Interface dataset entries
□ □ □ □ □ □ □

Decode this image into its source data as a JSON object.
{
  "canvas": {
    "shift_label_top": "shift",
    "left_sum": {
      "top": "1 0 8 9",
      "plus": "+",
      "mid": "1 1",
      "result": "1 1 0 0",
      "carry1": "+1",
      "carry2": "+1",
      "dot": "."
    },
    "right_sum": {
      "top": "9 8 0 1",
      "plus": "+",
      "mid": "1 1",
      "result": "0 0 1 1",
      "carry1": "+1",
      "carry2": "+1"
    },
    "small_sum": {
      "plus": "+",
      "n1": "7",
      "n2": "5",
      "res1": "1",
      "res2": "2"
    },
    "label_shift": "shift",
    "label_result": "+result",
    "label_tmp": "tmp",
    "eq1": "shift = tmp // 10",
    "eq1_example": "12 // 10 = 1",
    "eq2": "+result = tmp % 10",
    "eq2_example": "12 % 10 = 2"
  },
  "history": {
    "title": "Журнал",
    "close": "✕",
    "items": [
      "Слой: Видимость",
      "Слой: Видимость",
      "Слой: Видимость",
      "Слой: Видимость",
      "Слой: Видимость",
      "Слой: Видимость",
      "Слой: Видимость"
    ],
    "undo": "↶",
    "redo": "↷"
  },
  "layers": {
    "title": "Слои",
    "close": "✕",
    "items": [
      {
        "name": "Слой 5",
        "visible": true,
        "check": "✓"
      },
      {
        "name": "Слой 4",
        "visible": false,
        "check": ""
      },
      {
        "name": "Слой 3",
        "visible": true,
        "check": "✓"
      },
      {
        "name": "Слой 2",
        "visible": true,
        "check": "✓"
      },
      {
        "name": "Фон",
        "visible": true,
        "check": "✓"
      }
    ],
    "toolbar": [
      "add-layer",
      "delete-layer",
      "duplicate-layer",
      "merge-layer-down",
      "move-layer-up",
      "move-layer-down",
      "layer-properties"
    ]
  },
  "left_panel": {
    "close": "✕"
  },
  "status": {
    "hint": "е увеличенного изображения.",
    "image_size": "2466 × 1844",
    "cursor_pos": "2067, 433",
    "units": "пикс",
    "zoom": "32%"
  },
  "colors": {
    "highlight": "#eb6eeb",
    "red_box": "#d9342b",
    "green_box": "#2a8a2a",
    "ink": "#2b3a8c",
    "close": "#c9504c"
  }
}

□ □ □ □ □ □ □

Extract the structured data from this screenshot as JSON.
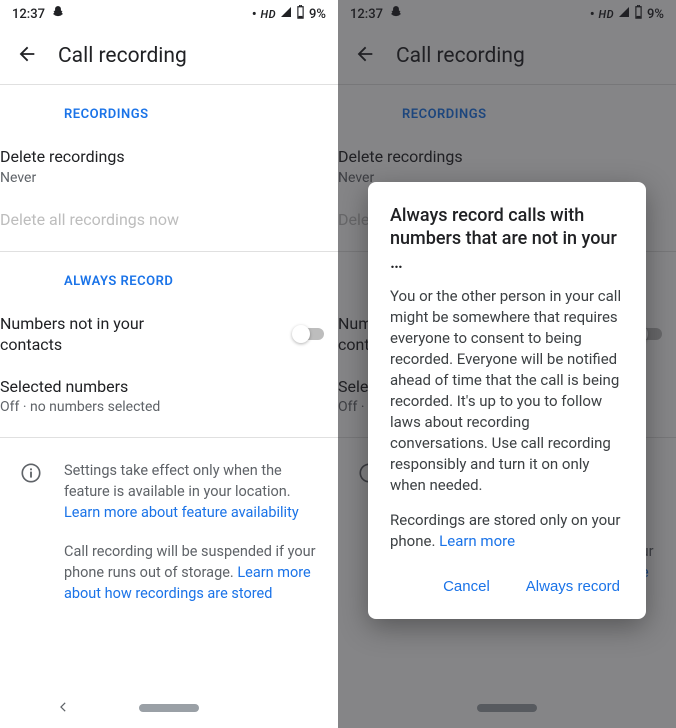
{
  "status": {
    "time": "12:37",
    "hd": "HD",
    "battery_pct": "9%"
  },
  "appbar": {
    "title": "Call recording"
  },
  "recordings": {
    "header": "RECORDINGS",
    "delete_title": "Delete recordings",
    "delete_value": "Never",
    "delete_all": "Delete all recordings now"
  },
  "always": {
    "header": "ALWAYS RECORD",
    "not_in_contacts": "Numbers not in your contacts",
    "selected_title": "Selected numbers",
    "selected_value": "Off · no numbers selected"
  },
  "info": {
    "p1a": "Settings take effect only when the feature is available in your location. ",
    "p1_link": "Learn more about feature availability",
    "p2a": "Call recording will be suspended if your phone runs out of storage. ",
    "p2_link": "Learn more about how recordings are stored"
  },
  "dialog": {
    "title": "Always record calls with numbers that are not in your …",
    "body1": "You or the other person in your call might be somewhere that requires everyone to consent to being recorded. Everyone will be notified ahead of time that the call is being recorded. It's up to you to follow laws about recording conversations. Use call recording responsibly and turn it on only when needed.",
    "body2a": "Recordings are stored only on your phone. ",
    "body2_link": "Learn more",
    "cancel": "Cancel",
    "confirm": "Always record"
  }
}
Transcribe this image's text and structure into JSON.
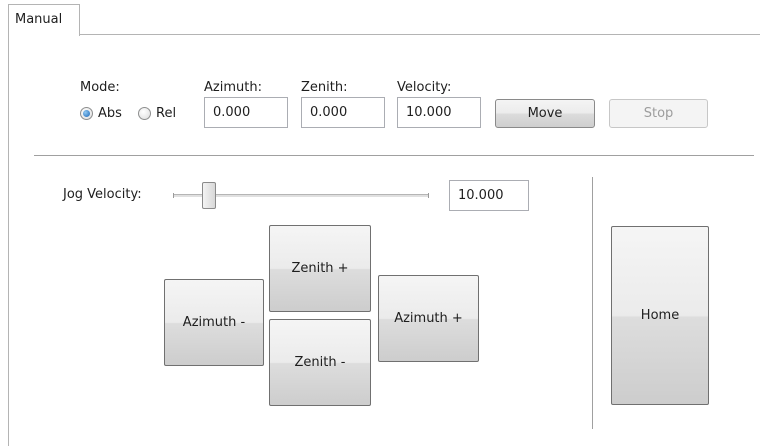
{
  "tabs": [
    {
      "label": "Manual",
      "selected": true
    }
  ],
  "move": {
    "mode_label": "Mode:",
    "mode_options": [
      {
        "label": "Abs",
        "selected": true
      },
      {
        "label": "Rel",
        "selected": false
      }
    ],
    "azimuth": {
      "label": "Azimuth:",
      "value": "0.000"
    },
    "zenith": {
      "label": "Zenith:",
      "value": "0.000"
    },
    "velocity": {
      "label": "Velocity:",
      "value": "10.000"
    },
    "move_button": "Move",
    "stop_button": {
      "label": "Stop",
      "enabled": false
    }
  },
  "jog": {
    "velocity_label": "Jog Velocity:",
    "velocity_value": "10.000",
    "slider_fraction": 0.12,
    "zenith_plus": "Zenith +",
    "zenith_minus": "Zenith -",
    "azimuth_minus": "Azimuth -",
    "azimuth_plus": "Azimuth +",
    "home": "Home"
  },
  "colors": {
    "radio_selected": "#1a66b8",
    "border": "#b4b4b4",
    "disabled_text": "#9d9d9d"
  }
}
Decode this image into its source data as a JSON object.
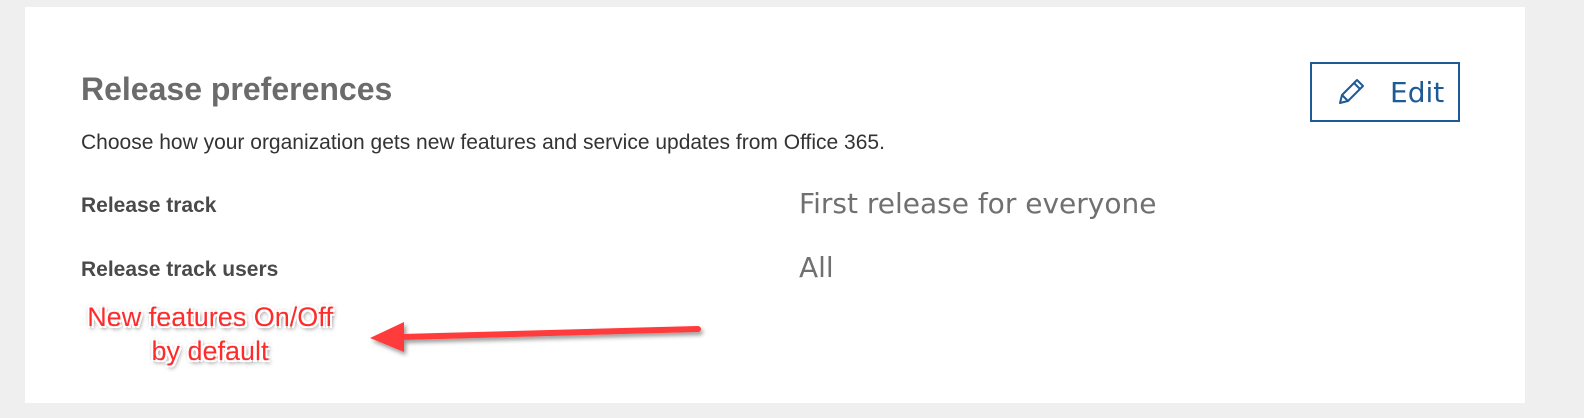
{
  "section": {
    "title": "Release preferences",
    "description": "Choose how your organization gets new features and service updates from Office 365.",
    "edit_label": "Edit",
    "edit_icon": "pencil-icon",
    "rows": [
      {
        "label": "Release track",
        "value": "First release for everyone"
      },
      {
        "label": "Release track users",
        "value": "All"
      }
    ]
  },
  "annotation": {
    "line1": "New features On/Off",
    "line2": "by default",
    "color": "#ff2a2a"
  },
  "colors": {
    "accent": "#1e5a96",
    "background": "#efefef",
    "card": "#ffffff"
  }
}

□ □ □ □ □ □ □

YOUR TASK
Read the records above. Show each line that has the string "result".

OUTPUT OF THE EXERCISE
      "result": "1 1 0 0",
      "result": "0 0 1 1",
    "label_result": "+result",
    "eq2": "+result = tmp % 10",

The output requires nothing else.